Dillon is a classic American town filled with hard-working, middle-class Americans, who just want to lead productive, healthy lives. And the women we represented on the show — the women we are in real life — are like the millions of women across the nation. Women who want to make our own health care decisions. Women who want to earn equal pay for the work we do. Women who want affordable health care.
President Obama, they wrote, is the candidate “who has shown his values to be more closely aligned with those represented by the phrase,” evidenced by his support of the Lilly Ledbetter Fair Pay Act, the Affordable Care Act, and Planned Parenthood, which, they note, made several appearances on the show:
Planned Parenthood was well represented on the show, too — Brian “Smash” Williams’ mom worked there, Tami got a pregnancy test there, and, after being abandoned by her parents, Becky Sproles was able to get a safe and legal abortion there.
Britton and Aubrey end their op-ed by urging women to discuss “what’s at stake for women in this election” with everyone around them. “So as women, let’s take ‘Clear Eyes, Full Hearts’ back and use it as it was always intended — as a motivator for progress, power, and greatness,” they wrote.

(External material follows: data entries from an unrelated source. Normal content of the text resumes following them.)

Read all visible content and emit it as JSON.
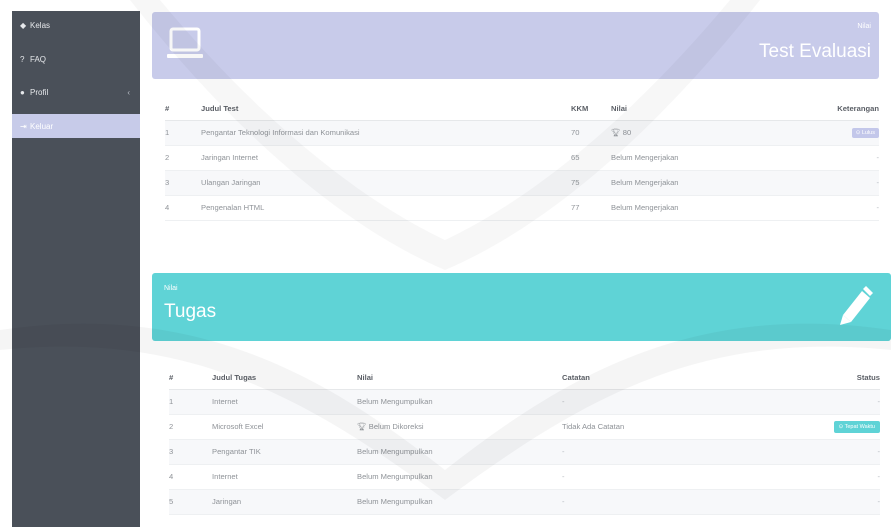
{
  "sidebar": {
    "items": [
      {
        "label": "Kelas",
        "icon": "graduation-cap-icon",
        "glyph": "🎓"
      },
      {
        "label": "FAQ",
        "icon": "question-icon",
        "glyph": "?"
      },
      {
        "label": "Profil",
        "icon": "user-icon",
        "glyph": "👤",
        "chevron": "‹"
      },
      {
        "label": "Keluar",
        "icon": "logout-icon",
        "glyph": "⇥"
      }
    ]
  },
  "evaluasi": {
    "small_label": "Nilai",
    "title": "Test Evaluasi",
    "icon": "laptop-icon",
    "columns": [
      "#",
      "Judul Test",
      "KKM",
      "Nilai",
      "Keterangan"
    ],
    "rows": [
      {
        "no": "1",
        "judul": "Pengantar Teknologi Informasi dan Komunikasi",
        "kkm": "70",
        "nilai": "80",
        "nilai_icon": "trophy-icon",
        "keterangan": "Lulus",
        "badge": true
      },
      {
        "no": "2",
        "judul": "Jaringan Internet",
        "kkm": "65",
        "nilai": "Belum Mengerjakan",
        "keterangan": "-"
      },
      {
        "no": "3",
        "judul": "Ulangan Jaringan",
        "kkm": "75",
        "nilai": "Belum Mengerjakan",
        "keterangan": "-"
      },
      {
        "no": "4",
        "judul": "Pengenalan HTML",
        "kkm": "77",
        "nilai": "Belum Mengerjakan",
        "keterangan": "-"
      }
    ]
  },
  "tugas": {
    "small_label": "Nilai",
    "title": "Tugas",
    "icon": "pencil-icon",
    "columns": [
      "#",
      "Judul Tugas",
      "Nilai",
      "Catatan",
      "Status"
    ],
    "rows": [
      {
        "no": "1",
        "judul": "Internet",
        "nilai": "Belum Mengumpulkan",
        "catatan": "-",
        "status": "-"
      },
      {
        "no": "2",
        "judul": "Microsoft Excel",
        "nilai": "Belum Dikoreksi",
        "nilai_icon": "trophy-icon",
        "catatan": "Tidak Ada Catatan",
        "status": "Tepat Waktu",
        "badge": true
      },
      {
        "no": "3",
        "judul": "Pengantar TIK",
        "nilai": "Belum Mengumpulkan",
        "catatan": "-",
        "status": "-"
      },
      {
        "no": "4",
        "judul": "Internet",
        "nilai": "Belum Mengumpulkan",
        "catatan": "-",
        "status": "-"
      },
      {
        "no": "5",
        "judul": "Jaringan",
        "nilai": "Belum Mengumpulkan",
        "catatan": "-",
        "status": "-"
      }
    ]
  },
  "colors": {
    "sidebar_bg": "#4a5059",
    "active_item": "#c7cbe9",
    "purple_banner": "#c8cbea",
    "teal_banner": "#5fd3d6"
  }
}
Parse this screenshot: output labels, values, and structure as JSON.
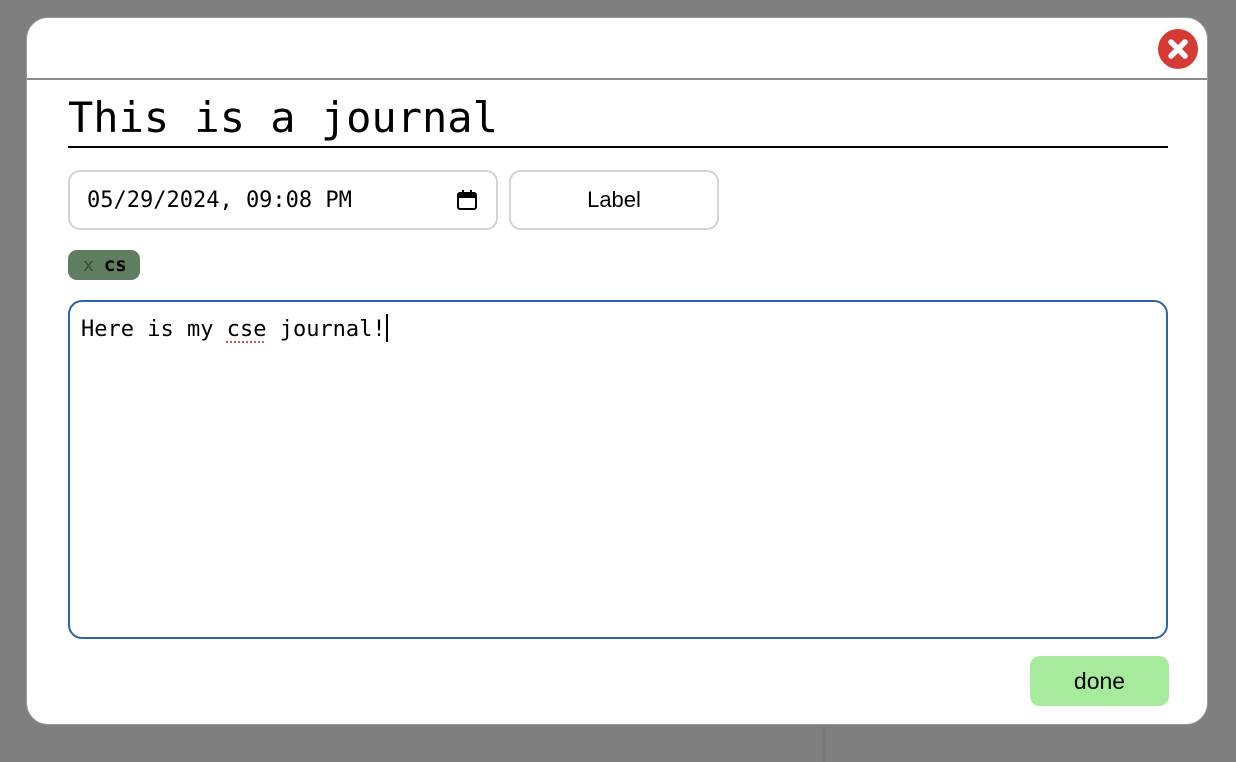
{
  "modal": {
    "title": "This is a journal",
    "datetime": "05/29/2024, 09:08 PM",
    "label_button": "Label",
    "tags": [
      {
        "remove": "x",
        "label": "cs"
      }
    ],
    "body": {
      "before": "Here is my ",
      "misspelled": "cse",
      "after": " journal!"
    },
    "done_button": "done",
    "colors": {
      "close": "#d63a34",
      "tag": "#5f7d5f",
      "done": "#a6eb9b",
      "focus_border": "#2f63a8"
    },
    "icons": {
      "close": "close-circle-icon",
      "calendar": "calendar-icon"
    }
  }
}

Earlier this month, Peter Berg, creator of the Friday Night Lights TV show and writer/director of the movie of the same name, wrote a stern letter to the Romney campaign expressing his displeasure with their use of the phrase. But Buzz Bissinger, who wrote the book on which the movie and show were based, disagreed, calling Berg “childish and petulant.”
“He should be flattered that Romney is honoring his show. Obama tried to use the slogan as well but unsurprisingly was ineffective in getting the message across,” Bissinger told Hollywood Reporter.
Twitter seemed to love Britton’s op-ed:
I didnt know I could love Connie Britton any more, but she just gave another reason: ow.ly/ePzVu
— Michael Schneider (@franklinavenue) October 28, 2012
— Christina Gomez (@stayupearly) October 28, 2012
The great Connie Britton writes that Mitt Romney is the antithesis of the ideals of ‘Friday Night Lights.’ is.gd/BNwMmI
— Peter Rothberg (@peterrothberg) October 29, 2012